TASK: Would you find each line in the entries below with the string "รายการ" and copy it?

THE RECORDS:
++++++++
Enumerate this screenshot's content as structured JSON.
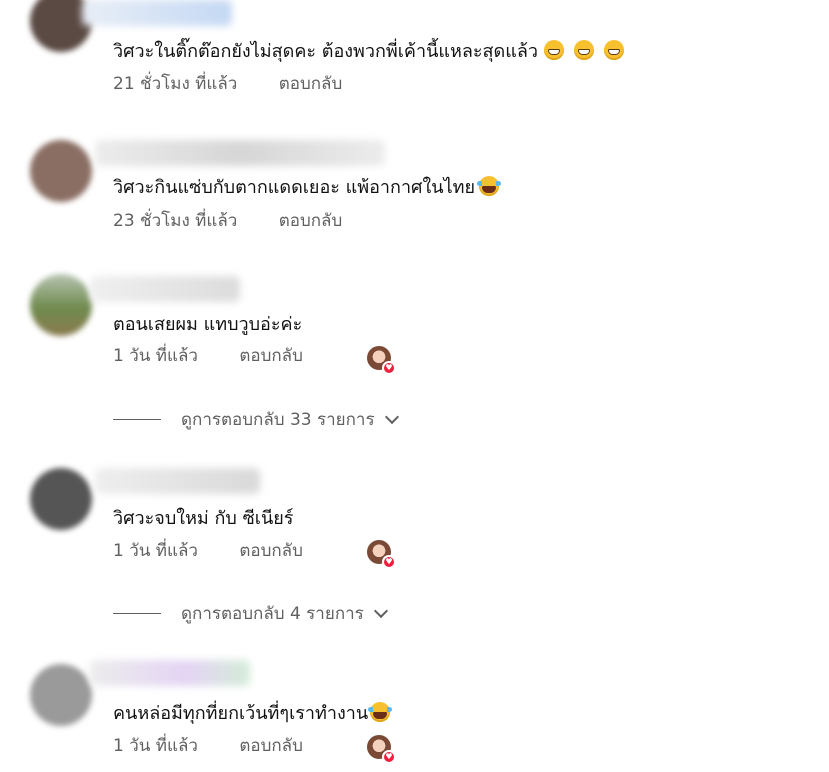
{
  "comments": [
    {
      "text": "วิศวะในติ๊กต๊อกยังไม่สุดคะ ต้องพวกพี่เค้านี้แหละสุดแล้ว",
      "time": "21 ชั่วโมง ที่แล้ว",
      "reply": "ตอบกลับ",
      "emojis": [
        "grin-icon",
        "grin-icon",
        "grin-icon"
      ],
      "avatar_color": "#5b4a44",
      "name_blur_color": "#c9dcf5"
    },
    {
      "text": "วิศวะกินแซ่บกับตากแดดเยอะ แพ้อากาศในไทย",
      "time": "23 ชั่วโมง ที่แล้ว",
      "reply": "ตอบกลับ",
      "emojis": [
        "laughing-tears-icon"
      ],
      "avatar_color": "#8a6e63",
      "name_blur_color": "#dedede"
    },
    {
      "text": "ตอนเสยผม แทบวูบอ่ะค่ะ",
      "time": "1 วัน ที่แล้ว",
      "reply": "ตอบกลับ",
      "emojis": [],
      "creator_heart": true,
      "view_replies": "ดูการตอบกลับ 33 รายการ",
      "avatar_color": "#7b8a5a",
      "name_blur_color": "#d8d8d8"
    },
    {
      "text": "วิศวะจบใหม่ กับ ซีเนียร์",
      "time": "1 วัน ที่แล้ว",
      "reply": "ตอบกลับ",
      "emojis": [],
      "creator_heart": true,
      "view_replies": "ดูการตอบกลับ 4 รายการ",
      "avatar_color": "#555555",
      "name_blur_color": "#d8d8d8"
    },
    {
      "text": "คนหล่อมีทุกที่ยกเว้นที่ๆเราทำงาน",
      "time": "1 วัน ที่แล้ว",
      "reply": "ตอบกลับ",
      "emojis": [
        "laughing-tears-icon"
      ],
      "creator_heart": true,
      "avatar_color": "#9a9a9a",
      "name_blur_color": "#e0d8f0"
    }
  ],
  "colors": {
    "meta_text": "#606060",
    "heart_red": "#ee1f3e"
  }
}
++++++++
SOLUTION:
      "view_replies": "ดูการตอบกลับ 33 รายการ",
      "view_replies": "ดูการตอบกลับ 4 รายการ",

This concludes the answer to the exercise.